## TASK DIRECTIONS
Go through the listing and set it down exactly, leaving out its pictures.
- Opening Delimiter -
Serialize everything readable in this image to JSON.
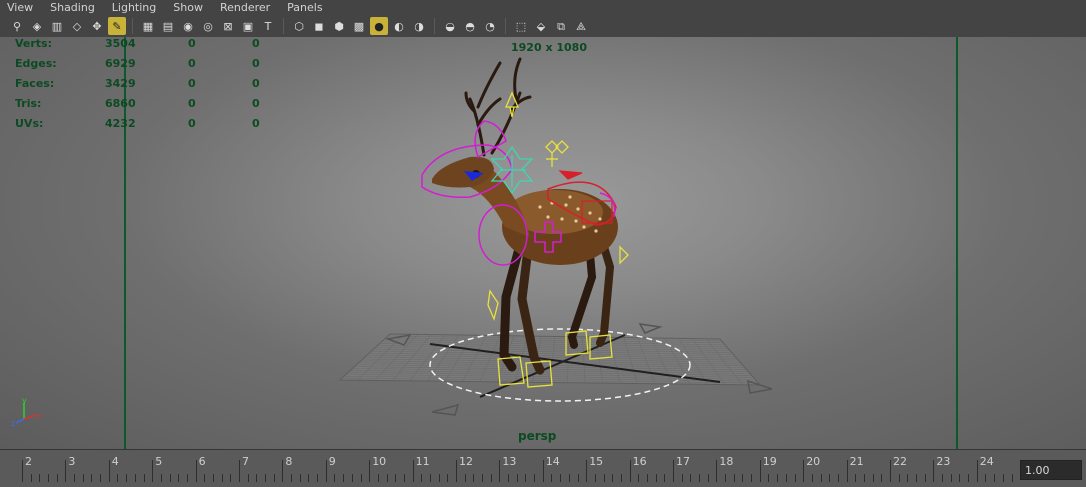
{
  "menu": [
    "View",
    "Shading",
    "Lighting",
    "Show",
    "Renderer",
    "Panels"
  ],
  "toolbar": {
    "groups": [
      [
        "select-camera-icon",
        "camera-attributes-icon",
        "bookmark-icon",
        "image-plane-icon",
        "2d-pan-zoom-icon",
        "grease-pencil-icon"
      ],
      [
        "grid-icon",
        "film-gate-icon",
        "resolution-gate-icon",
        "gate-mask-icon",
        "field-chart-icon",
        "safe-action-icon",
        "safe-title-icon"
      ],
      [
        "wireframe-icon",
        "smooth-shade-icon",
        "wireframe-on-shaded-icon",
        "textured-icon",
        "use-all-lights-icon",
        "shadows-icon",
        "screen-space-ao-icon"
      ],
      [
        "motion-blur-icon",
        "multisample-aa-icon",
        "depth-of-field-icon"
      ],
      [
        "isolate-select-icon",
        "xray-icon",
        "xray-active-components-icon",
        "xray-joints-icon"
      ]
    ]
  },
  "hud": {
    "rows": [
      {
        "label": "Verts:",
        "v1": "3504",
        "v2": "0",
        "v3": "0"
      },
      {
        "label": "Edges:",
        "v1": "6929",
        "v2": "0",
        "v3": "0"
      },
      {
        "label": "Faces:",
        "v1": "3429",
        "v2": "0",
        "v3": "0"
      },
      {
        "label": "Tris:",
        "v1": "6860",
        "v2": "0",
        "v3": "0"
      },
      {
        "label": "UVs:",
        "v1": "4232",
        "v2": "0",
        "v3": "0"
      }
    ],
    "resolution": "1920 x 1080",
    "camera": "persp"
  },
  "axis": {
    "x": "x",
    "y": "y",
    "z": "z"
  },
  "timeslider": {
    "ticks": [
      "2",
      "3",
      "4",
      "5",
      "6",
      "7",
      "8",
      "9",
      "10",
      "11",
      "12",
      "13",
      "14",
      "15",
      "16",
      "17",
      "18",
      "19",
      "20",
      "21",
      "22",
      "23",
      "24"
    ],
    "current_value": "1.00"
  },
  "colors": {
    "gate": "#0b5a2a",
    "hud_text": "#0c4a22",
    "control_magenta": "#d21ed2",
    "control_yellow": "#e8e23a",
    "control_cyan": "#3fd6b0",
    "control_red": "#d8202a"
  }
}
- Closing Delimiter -
## RESPONSE TO THIS EXERCISE
Serialize everything readable in this image to JSON.
{
  "menu": [
    "View",
    "Shading",
    "Lighting",
    "Show",
    "Renderer",
    "Panels"
  ],
  "toolbar": {
    "groups": [
      [
        "select-camera-icon",
        "camera-attributes-icon",
        "bookmark-icon",
        "image-plane-icon",
        "2d-pan-zoom-icon",
        "grease-pencil-icon"
      ],
      [
        "grid-icon",
        "film-gate-icon",
        "resolution-gate-icon",
        "gate-mask-icon",
        "field-chart-icon",
        "safe-action-icon",
        "safe-title-icon"
      ],
      [
        "wireframe-icon",
        "smooth-shade-icon",
        "wireframe-on-shaded-icon",
        "textured-icon",
        "use-all-lights-icon",
        "shadows-icon",
        "screen-space-ao-icon"
      ],
      [
        "motion-blur-icon",
        "multisample-aa-icon",
        "depth-of-field-icon"
      ],
      [
        "isolate-select-icon",
        "xray-icon",
        "xray-active-components-icon",
        "xray-joints-icon"
      ]
    ]
  },
  "hud": {
    "rows": [
      {
        "label": "Verts:",
        "v1": "3504",
        "v2": "0",
        "v3": "0"
      },
      {
        "label": "Edges:",
        "v1": "6929",
        "v2": "0",
        "v3": "0"
      },
      {
        "label": "Faces:",
        "v1": "3429",
        "v2": "0",
        "v3": "0"
      },
      {
        "label": "Tris:",
        "v1": "6860",
        "v2": "0",
        "v3": "0"
      },
      {
        "label": "UVs:",
        "v1": "4232",
        "v2": "0",
        "v3": "0"
      }
    ],
    "resolution": "1920 x 1080",
    "camera": "persp"
  },
  "axis": {
    "x": "x",
    "y": "y",
    "z": "z"
  },
  "timeslider": {
    "ticks": [
      "2",
      "3",
      "4",
      "5",
      "6",
      "7",
      "8",
      "9",
      "10",
      "11",
      "12",
      "13",
      "14",
      "15",
      "16",
      "17",
      "18",
      "19",
      "20",
      "21",
      "22",
      "23",
      "24"
    ],
    "current_value": "1.00"
  },
  "colors": {
    "gate": "#0b5a2a",
    "hud_text": "#0c4a22",
    "control_magenta": "#d21ed2",
    "control_yellow": "#e8e23a",
    "control_cyan": "#3fd6b0",
    "control_red": "#d8202a"
  }
}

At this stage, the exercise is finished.